Although the depreciation of yuan would be great news for the real export, it would be a deadly blow to China’s real property (market) and banking system because the fake foreign funds that are invested in China’s real property would hurriedly flee China, triggering a consequence that is even more serious. This is a point that officials of the relevant government departments are acutely aware of and is obvious to financial journalists.
Back in June last year, Chinese media outlets published a series of articles stating that a depreciation of the yuan is expected to worsen the issue of capital flight.
It is precisely because of the interlocking relationship between “fulfillment of blank orders” in foreign trade and China’s speculative sectors such as real property and finance that made the Chinese government unable to investigate and stop fake exports. In fact, it is forced to let things be.
On Feb. 13, the Wall Street Journal reported in the story “China’s Rebound Invites Scrutiny of Data” that faking exports has evolved into using the “round-tripping” method: “Under this approach, goods are shipped abroad and paid for with low-interest foreign capital. The money is invested in China, earning 5 percent or more. After several months, the goods are returned to China and the funds repaid, earning the company a profit on its investment.”
More than three decades after the Reform and Opening Up, many Chinese people have become big players in the international economy. From genuine businesses to fake, the techniques these people use are astounding.
The 20,000-plus Chinese-owned offshore companies incorporated in Hong Kong and the British Virgin Islands (BVI) play not only the role of being asset-transferal tools for the privileged, officials, and wealthy people, but also of maintaining the boom in the Chinese economy.
Chinese media outlets make frequent use of sensational headings like “China’s Economy Got Hijacked” in their reports, which portray international capital as harboring malicious intentions toward China.

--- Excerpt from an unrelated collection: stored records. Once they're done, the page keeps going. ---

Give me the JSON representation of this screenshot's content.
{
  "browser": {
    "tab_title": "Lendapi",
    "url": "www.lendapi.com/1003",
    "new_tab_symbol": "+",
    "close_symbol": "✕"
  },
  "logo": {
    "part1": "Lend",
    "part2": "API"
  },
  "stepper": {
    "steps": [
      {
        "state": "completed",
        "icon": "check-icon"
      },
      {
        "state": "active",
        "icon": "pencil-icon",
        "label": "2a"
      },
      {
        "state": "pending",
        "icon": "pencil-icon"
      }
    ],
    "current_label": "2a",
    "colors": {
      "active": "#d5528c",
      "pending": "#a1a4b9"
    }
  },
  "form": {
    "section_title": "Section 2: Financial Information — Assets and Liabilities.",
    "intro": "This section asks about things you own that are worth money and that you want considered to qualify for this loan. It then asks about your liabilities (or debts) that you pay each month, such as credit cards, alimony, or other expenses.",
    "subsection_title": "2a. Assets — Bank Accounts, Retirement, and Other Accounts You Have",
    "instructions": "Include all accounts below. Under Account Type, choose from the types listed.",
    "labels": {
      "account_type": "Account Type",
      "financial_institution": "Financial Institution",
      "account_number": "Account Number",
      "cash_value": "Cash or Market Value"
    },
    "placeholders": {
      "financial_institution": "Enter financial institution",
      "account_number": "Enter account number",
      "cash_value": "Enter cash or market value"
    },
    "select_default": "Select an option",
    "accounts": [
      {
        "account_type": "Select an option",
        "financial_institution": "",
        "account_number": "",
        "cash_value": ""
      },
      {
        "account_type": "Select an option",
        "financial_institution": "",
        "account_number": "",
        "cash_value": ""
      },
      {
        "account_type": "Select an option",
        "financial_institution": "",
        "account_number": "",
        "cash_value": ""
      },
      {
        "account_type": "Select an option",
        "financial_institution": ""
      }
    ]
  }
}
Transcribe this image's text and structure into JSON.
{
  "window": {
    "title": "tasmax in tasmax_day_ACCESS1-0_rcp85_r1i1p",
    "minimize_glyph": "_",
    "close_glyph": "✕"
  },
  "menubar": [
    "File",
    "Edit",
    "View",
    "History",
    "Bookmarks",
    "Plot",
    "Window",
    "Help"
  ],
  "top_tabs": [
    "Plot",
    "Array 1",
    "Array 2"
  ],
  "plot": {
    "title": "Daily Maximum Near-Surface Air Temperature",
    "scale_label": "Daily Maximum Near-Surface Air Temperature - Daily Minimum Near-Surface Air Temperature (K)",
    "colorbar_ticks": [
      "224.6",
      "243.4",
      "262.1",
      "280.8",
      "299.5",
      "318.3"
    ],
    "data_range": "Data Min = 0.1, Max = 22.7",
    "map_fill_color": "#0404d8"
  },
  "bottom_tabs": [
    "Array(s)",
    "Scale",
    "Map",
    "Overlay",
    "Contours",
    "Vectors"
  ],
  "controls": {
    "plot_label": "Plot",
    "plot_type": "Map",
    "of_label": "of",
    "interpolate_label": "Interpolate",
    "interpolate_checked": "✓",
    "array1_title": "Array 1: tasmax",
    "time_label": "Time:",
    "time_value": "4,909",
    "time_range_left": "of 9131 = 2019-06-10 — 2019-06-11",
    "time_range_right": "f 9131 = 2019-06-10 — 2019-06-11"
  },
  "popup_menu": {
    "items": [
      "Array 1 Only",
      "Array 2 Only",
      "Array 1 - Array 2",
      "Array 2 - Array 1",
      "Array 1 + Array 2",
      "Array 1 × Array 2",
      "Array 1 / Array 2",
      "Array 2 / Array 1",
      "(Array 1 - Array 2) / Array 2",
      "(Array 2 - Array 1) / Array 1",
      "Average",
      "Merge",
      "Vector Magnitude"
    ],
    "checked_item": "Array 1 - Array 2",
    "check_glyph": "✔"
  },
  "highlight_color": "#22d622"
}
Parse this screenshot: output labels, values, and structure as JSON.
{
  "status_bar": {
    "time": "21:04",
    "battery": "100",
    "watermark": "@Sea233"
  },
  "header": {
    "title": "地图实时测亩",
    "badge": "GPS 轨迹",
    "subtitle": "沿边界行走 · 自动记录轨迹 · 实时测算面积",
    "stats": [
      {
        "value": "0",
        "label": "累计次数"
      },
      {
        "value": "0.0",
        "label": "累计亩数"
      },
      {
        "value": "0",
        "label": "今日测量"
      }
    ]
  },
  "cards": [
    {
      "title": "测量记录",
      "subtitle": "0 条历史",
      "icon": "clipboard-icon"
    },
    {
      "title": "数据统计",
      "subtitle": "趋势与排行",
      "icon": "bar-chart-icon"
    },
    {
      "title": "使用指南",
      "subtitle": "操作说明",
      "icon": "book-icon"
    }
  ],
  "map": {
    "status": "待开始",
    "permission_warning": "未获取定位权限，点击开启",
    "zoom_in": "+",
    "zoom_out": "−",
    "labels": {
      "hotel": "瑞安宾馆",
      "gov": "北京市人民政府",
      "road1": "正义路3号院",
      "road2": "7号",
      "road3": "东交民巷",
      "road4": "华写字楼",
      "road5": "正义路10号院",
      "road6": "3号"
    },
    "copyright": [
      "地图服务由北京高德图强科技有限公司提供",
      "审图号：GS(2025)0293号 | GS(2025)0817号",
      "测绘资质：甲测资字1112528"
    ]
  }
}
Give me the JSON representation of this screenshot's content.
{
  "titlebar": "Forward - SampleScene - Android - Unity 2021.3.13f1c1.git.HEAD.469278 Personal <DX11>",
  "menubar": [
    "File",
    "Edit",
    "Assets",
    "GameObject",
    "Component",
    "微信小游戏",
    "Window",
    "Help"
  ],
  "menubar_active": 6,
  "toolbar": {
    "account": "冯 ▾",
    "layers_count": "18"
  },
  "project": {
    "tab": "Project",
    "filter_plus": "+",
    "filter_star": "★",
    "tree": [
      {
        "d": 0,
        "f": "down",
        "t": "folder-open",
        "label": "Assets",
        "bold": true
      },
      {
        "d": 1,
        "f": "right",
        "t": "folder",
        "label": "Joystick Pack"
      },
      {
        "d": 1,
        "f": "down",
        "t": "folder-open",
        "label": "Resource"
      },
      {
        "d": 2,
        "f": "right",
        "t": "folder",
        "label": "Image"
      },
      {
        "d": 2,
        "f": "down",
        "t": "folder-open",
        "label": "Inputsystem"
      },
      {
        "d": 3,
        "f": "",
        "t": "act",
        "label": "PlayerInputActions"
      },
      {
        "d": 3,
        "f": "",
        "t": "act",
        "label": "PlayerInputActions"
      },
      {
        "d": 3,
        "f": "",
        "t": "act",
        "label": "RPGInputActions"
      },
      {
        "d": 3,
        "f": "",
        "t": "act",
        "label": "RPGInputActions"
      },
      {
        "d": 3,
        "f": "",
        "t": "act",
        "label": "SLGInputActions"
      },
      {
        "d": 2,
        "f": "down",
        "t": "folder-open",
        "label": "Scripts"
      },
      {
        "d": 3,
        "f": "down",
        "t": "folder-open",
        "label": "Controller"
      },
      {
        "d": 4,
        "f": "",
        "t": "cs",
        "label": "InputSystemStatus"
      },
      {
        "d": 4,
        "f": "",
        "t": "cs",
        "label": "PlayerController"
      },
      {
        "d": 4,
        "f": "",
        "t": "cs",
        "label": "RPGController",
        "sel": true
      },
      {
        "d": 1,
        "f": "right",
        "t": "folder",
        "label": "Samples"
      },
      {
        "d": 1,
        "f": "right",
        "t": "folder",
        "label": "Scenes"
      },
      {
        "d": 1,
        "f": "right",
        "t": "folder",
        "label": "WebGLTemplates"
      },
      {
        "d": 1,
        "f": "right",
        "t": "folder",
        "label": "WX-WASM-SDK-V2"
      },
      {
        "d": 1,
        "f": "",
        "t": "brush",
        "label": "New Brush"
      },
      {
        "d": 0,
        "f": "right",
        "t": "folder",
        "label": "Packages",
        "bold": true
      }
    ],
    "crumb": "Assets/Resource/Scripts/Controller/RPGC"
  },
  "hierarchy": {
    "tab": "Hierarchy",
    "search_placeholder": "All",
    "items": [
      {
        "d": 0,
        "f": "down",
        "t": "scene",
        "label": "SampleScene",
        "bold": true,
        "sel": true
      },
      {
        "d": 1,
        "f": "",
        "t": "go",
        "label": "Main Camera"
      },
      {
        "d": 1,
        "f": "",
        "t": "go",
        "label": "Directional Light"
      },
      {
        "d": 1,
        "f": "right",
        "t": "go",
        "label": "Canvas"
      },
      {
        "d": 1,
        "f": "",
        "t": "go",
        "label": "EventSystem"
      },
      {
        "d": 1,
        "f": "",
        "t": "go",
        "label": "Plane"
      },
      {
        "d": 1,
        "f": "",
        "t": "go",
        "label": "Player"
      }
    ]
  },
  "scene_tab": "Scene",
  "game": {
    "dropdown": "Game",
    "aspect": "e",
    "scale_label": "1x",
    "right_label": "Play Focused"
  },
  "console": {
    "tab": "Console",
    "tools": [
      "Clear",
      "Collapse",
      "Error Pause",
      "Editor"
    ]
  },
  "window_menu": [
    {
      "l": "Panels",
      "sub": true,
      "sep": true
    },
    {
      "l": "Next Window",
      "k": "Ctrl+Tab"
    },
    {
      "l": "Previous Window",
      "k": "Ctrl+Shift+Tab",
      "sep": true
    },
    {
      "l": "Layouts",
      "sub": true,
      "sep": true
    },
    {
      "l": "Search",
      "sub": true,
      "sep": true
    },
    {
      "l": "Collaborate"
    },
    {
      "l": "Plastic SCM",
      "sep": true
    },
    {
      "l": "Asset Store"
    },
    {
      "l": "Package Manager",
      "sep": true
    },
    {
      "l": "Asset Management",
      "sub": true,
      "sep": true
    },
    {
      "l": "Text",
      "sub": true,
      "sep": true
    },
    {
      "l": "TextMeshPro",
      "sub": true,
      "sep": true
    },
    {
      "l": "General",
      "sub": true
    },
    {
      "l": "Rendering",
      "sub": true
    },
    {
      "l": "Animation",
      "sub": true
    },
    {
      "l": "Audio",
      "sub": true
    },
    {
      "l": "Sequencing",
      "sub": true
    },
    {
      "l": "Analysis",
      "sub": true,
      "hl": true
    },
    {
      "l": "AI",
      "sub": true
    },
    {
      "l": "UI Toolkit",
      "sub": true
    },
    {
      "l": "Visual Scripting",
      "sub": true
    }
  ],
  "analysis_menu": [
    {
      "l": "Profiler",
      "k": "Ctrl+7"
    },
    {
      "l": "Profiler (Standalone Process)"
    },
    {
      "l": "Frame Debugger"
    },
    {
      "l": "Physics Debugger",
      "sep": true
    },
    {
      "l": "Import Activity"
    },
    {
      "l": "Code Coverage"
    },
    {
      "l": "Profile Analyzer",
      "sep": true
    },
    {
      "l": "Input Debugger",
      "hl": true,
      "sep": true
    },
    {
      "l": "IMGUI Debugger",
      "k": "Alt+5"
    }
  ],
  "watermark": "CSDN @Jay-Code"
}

I suggest reporters of these media outlets to really sit and study offshore companies incorporated in BVI, Hong Kong, and similar places and find out who are the real hijackers of the Chinese economy at this moment.
He Qinglian is a prominent Chinese author and economist. Currently based in the United States, she authored “China’s Pitfalls,” which concerns corruption in China’s economic reform of the 1990s, and “The Fog of Censorship: Media Control in China,” which addresses the manipulation and restriction of the press. This article is adapted from a translation athttp://hqlenglish.blogspot.com/2014/02/who-hijacked-chinese-economy.html
Views expressed in this article are the opinions of the author and do not necessarily reflect the views of The Epoch Times.